‘This is what I miss, Cordelia: not something that’s gone, but something that will never happen. Two old women giggling over their tea.’
The spare, detached style is precisely the point, and as fitting for Elaine as it is for Offred. The simplicity is the key to Atwood’s writing: it has ensured her wide readership, and is found likewise in much of her poetry. If Atwood is known for novels rather than her poems, this is because of the dominance of the novel in the market; many of her poems convey her characteristic themes concisely and originally. Such is the case with an early poem, ‘This is a Photograph of Me’, which is composed as the voice of a dead woman; subtle links might be made to Alias Grace, as Atwood opens up the lost and unknown:
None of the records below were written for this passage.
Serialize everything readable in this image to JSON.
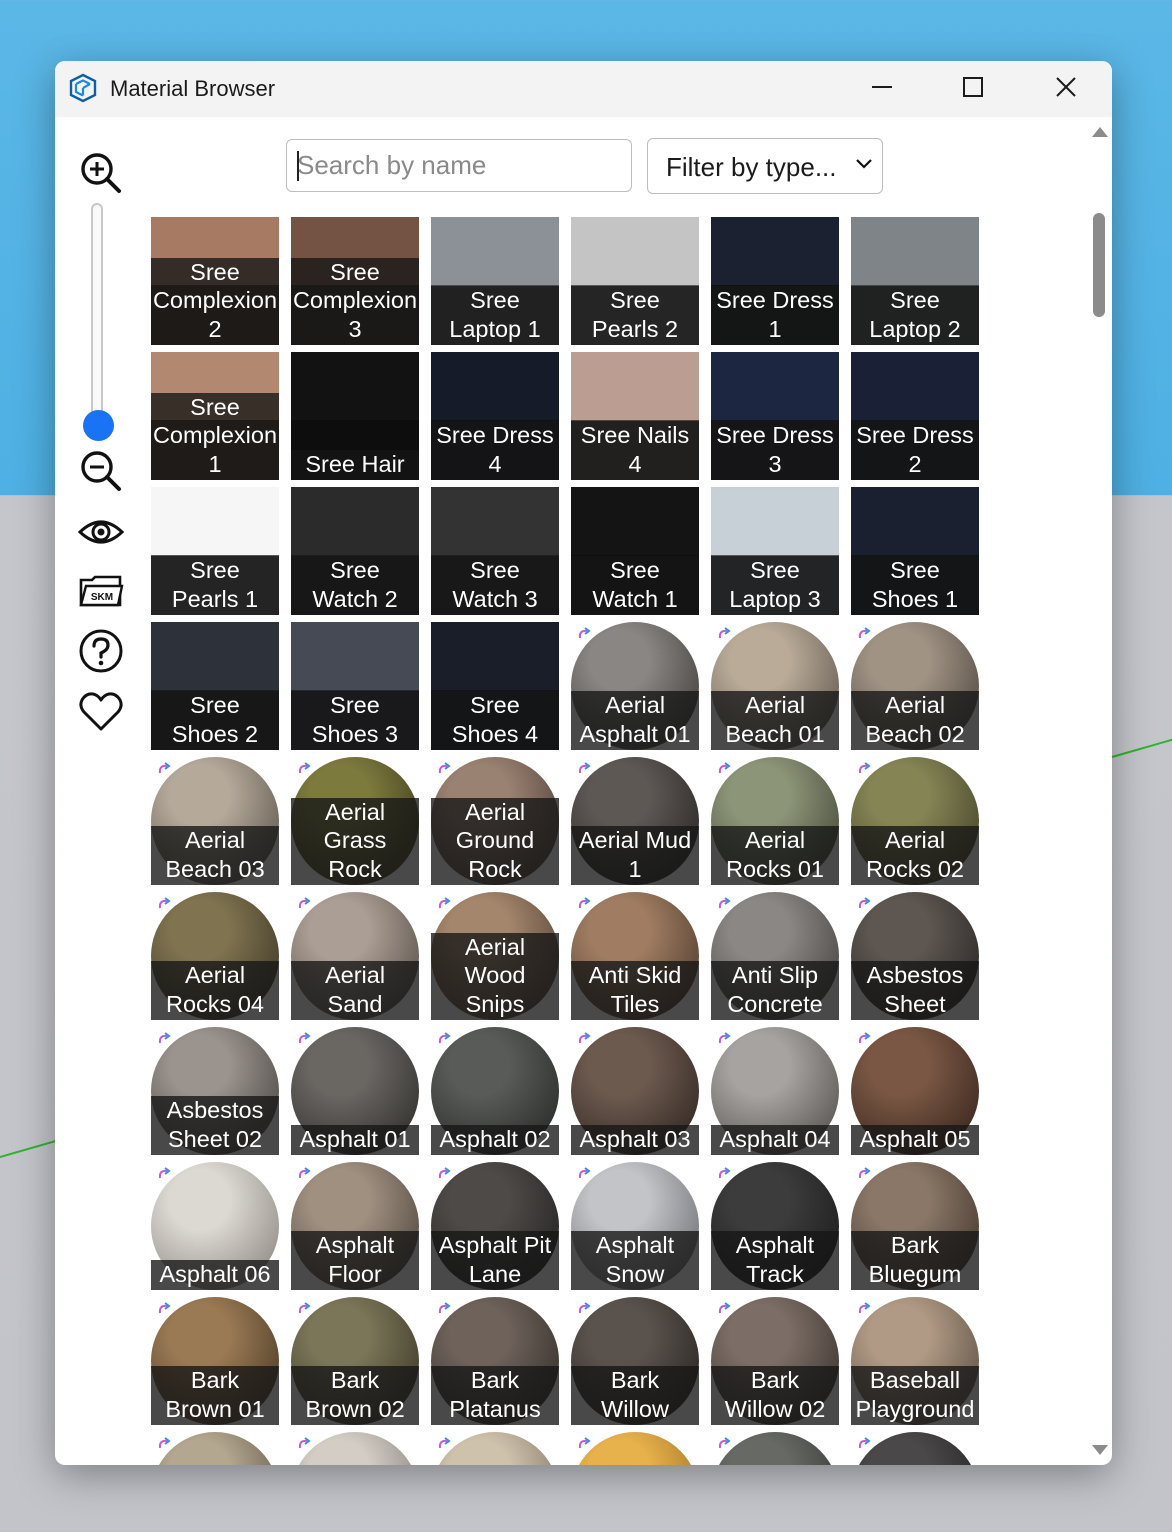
{
  "window": {
    "title": "Material Browser",
    "app_icon": "sketchup-icon",
    "controls": [
      "minimize-icon",
      "maximize-icon",
      "close-icon"
    ]
  },
  "toolbar": {
    "tools": [
      "zoom-in-icon",
      "zoom-slider",
      "zoom-out-icon",
      "eye-icon",
      "skm-icon",
      "help-icon",
      "heart-icon"
    ],
    "skm_label": "SKM",
    "slider_level": 0.1
  },
  "search": {
    "placeholder": "Search by name",
    "value": ""
  },
  "filter": {
    "label": "Filter by type..."
  },
  "materials": [
    {
      "name": "Sree\nComplexion\n2",
      "kind": "flat",
      "c1": "#a67a63",
      "c2": "#3a2a22"
    },
    {
      "name": "Sree\nComplexion\n3",
      "kind": "flat",
      "c1": "#745244",
      "c2": "#2f2520"
    },
    {
      "name": "Sree\nLaptop 1",
      "kind": "flat",
      "c1": "#8b9196",
      "c2": "#4a4c4f"
    },
    {
      "name": "Sree\nPearls 2",
      "kind": "flat",
      "c1": "#c4c4c4",
      "c2": "#5b5b5b"
    },
    {
      "name": "Sree Dress\n1",
      "kind": "flat",
      "c1": "#1c2132",
      "c2": "#111216"
    },
    {
      "name": "Sree\nLaptop 2",
      "kind": "flat",
      "c1": "#7f8488",
      "c2": "#45484b"
    },
    {
      "name": "Sree\nComplexion\n1",
      "kind": "flat",
      "c1": "#b28870",
      "c2": "#3b2d26"
    },
    {
      "name": "Sree Hair",
      "kind": "flat",
      "c1": "#121212",
      "c2": "#0d0d0d"
    },
    {
      "name": "Sree Dress\n4",
      "kind": "flat",
      "c1": "#151b28",
      "c2": "#0f1117"
    },
    {
      "name": "Sree Nails\n4",
      "kind": "flat",
      "c1": "#bb9d92",
      "c2": "#4e4543"
    },
    {
      "name": "Sree Dress\n3",
      "kind": "flat",
      "c1": "#1d2641",
      "c2": "#121521"
    },
    {
      "name": "Sree Dress\n2",
      "kind": "flat",
      "c1": "#1a2036",
      "c2": "#111419"
    },
    {
      "name": "Sree\nPearls 1",
      "kind": "flat",
      "c1": "#f6f6f6",
      "c2": "#585858"
    },
    {
      "name": "Sree\nWatch 2",
      "kind": "flat",
      "c1": "#2b2b2b",
      "c2": "#1c1c1c"
    },
    {
      "name": "Sree\nWatch 3",
      "kind": "flat",
      "c1": "#333333",
      "c2": "#202020"
    },
    {
      "name": "Sree\nWatch 1",
      "kind": "flat",
      "c1": "#141414",
      "c2": "#0e0e0e"
    },
    {
      "name": "Sree\nLaptop 3",
      "kind": "flat",
      "c1": "#c7d0d7",
      "c2": "#55595c"
    },
    {
      "name": "Sree\nShoes 1",
      "kind": "flat",
      "c1": "#1a2030",
      "c2": "#111419"
    },
    {
      "name": "Sree\nShoes 2",
      "kind": "flat",
      "c1": "#2d313a",
      "c2": "#1b1d21"
    },
    {
      "name": "Sree\nShoes 3",
      "kind": "flat",
      "c1": "#464a55",
      "c2": "#26282d"
    },
    {
      "name": "Sree\nShoes 4",
      "kind": "flat",
      "c1": "#1a1e29",
      "c2": "#111318"
    },
    {
      "name": "Aerial\nAsphalt 01",
      "kind": "sphere",
      "c1": "#8a8684",
      "c2": "#2f2c2a"
    },
    {
      "name": "Aerial\nBeach 01",
      "kind": "sphere",
      "c1": "#b9ab98",
      "c2": "#4c453e"
    },
    {
      "name": "Aerial\nBeach 02",
      "kind": "sphere",
      "c1": "#a09384",
      "c2": "#3d3730"
    },
    {
      "name": "Aerial\nBeach 03",
      "kind": "sphere",
      "c1": "#b5a99a",
      "c2": "#4a443c"
    },
    {
      "name": "Aerial\nGrass\nRock",
      "kind": "sphere",
      "c1": "#7d7a3e",
      "c2": "#2f2c18"
    },
    {
      "name": "Aerial\nGround\nRock",
      "kind": "sphere",
      "c1": "#9a8272",
      "c2": "#3b2f28"
    },
    {
      "name": "Aerial Mud\n1",
      "kind": "sphere",
      "c1": "#5e5855",
      "c2": "#1b1a19"
    },
    {
      "name": "Aerial\nRocks 01",
      "kind": "sphere",
      "c1": "#8d9578",
      "c2": "#33372a"
    },
    {
      "name": "Aerial\nRocks 02",
      "kind": "sphere",
      "c1": "#858455",
      "c2": "#36341f"
    },
    {
      "name": "Aerial\nRocks 04",
      "kind": "sphere",
      "c1": "#7f7350",
      "c2": "#302a1c"
    },
    {
      "name": "Aerial\nSand",
      "kind": "sphere",
      "c1": "#ab9e94",
      "c2": "#453d37"
    },
    {
      "name": "Aerial\nWood\nSnips",
      "kind": "sphere",
      "c1": "#a4866c",
      "c2": "#3f3126"
    },
    {
      "name": "Anti Skid\nTiles",
      "kind": "sphere",
      "c1": "#a07d62",
      "c2": "#3d2d22"
    },
    {
      "name": "Anti Slip\nConcrete",
      "kind": "sphere",
      "c1": "#8b8784",
      "c2": "#353331"
    },
    {
      "name": "Asbestos\nSheet",
      "kind": "sphere",
      "c1": "#5d5651",
      "c2": "#1f1c1a"
    },
    {
      "name": "Asbestos\nSheet 02",
      "kind": "sphere",
      "c1": "#9a938e",
      "c2": "#3a3633"
    },
    {
      "name": "Asphalt 01",
      "kind": "sphere",
      "c1": "#6a6763",
      "c2": "#252321"
    },
    {
      "name": "Asphalt 02",
      "kind": "sphere",
      "c1": "#585b58",
      "c2": "#1f2120"
    },
    {
      "name": "Asphalt 03",
      "kind": "sphere",
      "c1": "#6d5a4f",
      "c2": "#261e1a"
    },
    {
      "name": "Asphalt 04",
      "kind": "sphere",
      "c1": "#a6a3a0",
      "c2": "#46433f"
    },
    {
      "name": "Asphalt 05",
      "kind": "sphere",
      "c1": "#7a5744",
      "c2": "#2c1d16"
    },
    {
      "name": "Asphalt 06",
      "kind": "sphere",
      "c1": "#dcd8d2",
      "c2": "#7e7973"
    },
    {
      "name": "Asphalt\nFloor",
      "kind": "sphere",
      "c1": "#a09080",
      "c2": "#3e3630"
    },
    {
      "name": "Asphalt Pit\nLane",
      "kind": "sphere",
      "c1": "#4e4a48",
      "c2": "#1a1918"
    },
    {
      "name": "Asphalt\nSnow",
      "kind": "sphere",
      "c1": "#c3c4c8",
      "c2": "#5a5b60"
    },
    {
      "name": "Asphalt\nTrack",
      "kind": "sphere",
      "c1": "#3d3c3c",
      "c2": "#141414"
    },
    {
      "name": "Bark\nBluegum",
      "kind": "sphere",
      "c1": "#8a7767",
      "c2": "#332920"
    },
    {
      "name": "Bark\nBrown 01",
      "kind": "sphere",
      "c1": "#9a7a55",
      "c2": "#3a2b1b"
    },
    {
      "name": "Bark\nBrown 02",
      "kind": "sphere",
      "c1": "#7b7658",
      "c2": "#2d2a1d"
    },
    {
      "name": "Bark\nPlatanus",
      "kind": "sphere",
      "c1": "#6e625b",
      "c2": "#27221f"
    },
    {
      "name": "Bark\nWillow",
      "kind": "sphere",
      "c1": "#5a524d",
      "c2": "#1e1b19"
    },
    {
      "name": "Bark\nWillow 02",
      "kind": "sphere",
      "c1": "#7c6e66",
      "c2": "#2b2522"
    },
    {
      "name": "Baseball\nPlayground",
      "kind": "sphere",
      "c1": "#b09a85",
      "c2": "#4a3f35"
    },
    {
      "name": "",
      "kind": "sphere",
      "c1": "#b4a790",
      "c2": "#4a4234"
    },
    {
      "name": "",
      "kind": "sphere",
      "c1": "#d3cdc6",
      "c2": "#6d6862"
    },
    {
      "name": "",
      "kind": "sphere",
      "c1": "#cfc2ad",
      "c2": "#6a5f50"
    },
    {
      "name": "",
      "kind": "sphere",
      "c1": "#e7b24c",
      "c2": "#8a5e18"
    },
    {
      "name": "",
      "kind": "sphere",
      "c1": "#676a64",
      "c2": "#272826"
    },
    {
      "name": "",
      "kind": "sphere",
      "c1": "#4a4848",
      "c2": "#191818"
    }
  ],
  "scrollbar": {
    "position": 0.05
  }
}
‘The photograph was takenThe day after I drowned’
‘I am in the lake, in the centerOf the picture, just under the surface.’
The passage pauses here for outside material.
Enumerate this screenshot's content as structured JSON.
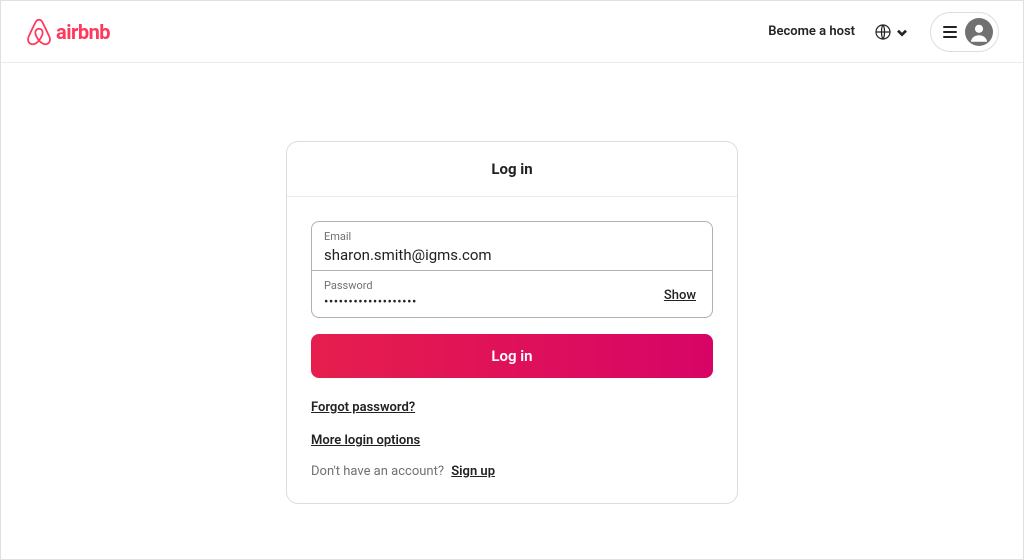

Although Atwood’s recent novels have received prizes and much critical attention, there are those that claim that The Blind Assassin and Oryx and Crake are not her strongest work. Compared with her recent shorter fiction and stories, this might well be true. Moral Disorder (2006) is an intriguing book, for the stories, written separately, are united to form a fictional biography of someone who may or may not be Atwood. We begin with an elderly couple, then move back to the woman’s childhood, until we are back again with a woman visiting her elderly parents. Who is the ‘I’? The blurring of subjects suggests a common humanity in age and decay; the end, where the narrator uses her imagination to breathe life into an old photograph, is Atwood at her very best. The Penelopiad: The Myth of Penelope and Odysseus (2005) is a wonderfully funny retelling of part of Homer’s Odyssey from the viewpoint of Penelope. While making strong points about the treatment of women, both in fiction and society, the delight is the deadpan, modern voice of the new Penelope: ‘I repressed a desire to say that Helen should have been kept in a locked trunk in a dark cellar because she was poison on legs’; ‘she’d turned his men into pigs – not a hard job in my view’. The comic use of the Greek chorus, who are now a chorus line, is equally good. Alongside this comic energy, though, comes an increasing bleakness in Atwood; in The Tent (2006), and its title story, words are a dubious refuge against a cold world. For her admirers worldwide, however, Atwood’s words are far more than just a refuge.
Dr Nick Turner, 2009